» Work required: Copy out the records so that each line matches the original.

---+---

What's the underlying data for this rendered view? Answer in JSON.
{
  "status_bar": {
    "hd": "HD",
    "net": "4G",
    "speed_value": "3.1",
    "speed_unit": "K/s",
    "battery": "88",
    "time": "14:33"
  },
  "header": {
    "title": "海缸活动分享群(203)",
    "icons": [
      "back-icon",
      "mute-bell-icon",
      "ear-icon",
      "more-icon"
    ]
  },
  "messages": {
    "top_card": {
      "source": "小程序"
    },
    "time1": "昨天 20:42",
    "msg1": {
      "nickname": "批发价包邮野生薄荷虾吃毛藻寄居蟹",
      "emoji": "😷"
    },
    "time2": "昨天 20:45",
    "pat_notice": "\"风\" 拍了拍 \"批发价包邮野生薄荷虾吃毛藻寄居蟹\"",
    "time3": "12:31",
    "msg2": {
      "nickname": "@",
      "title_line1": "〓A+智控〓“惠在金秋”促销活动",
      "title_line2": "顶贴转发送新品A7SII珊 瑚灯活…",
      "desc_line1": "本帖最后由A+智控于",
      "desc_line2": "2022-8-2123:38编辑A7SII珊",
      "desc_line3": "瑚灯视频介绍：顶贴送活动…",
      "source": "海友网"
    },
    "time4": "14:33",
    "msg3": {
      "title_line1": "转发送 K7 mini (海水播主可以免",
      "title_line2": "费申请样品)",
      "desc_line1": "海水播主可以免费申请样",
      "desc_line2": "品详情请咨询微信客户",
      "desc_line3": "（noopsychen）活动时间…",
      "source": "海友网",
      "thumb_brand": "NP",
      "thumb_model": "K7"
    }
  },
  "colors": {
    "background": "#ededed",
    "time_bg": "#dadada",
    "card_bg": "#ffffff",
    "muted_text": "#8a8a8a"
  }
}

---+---

» Your solution:
What's the underlying data for this rendered view? Answer in JSON.
{
  "status_bar": {
    "hd": "HD",
    "net": "4G",
    "speed_value": "3.1",
    "speed_unit": "K/s",
    "battery": "88",
    "time": "14:33"
  },
  "header": {
    "title": "海缸活动分享群(203)",
    "icons": [
      "back-icon",
      "mute-bell-icon",
      "ear-icon",
      "more-icon"
    ]
  },
  "messages": {
    "top_card": {
      "source": "小程序"
    },
    "time1": "昨天 20:42",
    "msg1": {
      "nickname": "批发价包邮野生薄荷虾吃毛藻寄居蟹",
      "emoji": "😷"
    },
    "time2": "昨天 20:45",
    "pat_notice": "\"风\" 拍了拍 \"批发价包邮野生薄荷虾吃毛藻寄居蟹\"",
    "time3": "12:31",
    "msg2": {
      "nickname": "@",
      "title_line1": "〓A+智控〓“惠在金秋”促销活动",
      "title_line2": "顶贴转发送新品A7SII珊 瑚灯活…",
      "desc_line1": "本帖最后由A+智控于",
      "desc_line2": "2022-8-2123:38编辑A7SII珊",
      "desc_line3": "瑚灯视频介绍：顶贴送活动…",
      "source": "海友网"
    },
    "time4": "14:33",
    "msg3": {
      "title_line1": "转发送 K7 mini (海水播主可以免",
      "title_line2": "费申请样品)",
      "desc_line1": "海水播主可以免费申请样",
      "desc_line2": "品详情请咨询微信客户",
      "desc_line3": "（noopsychen）活动时间…",
      "source": "海友网",
      "thumb_brand": "NP",
      "thumb_model": "K7"
    }
  },
  "colors": {
    "background": "#ededed",
    "time_bg": "#dadada",
    "card_bg": "#ffffff",
    "muted_text": "#8a8a8a"
  }
}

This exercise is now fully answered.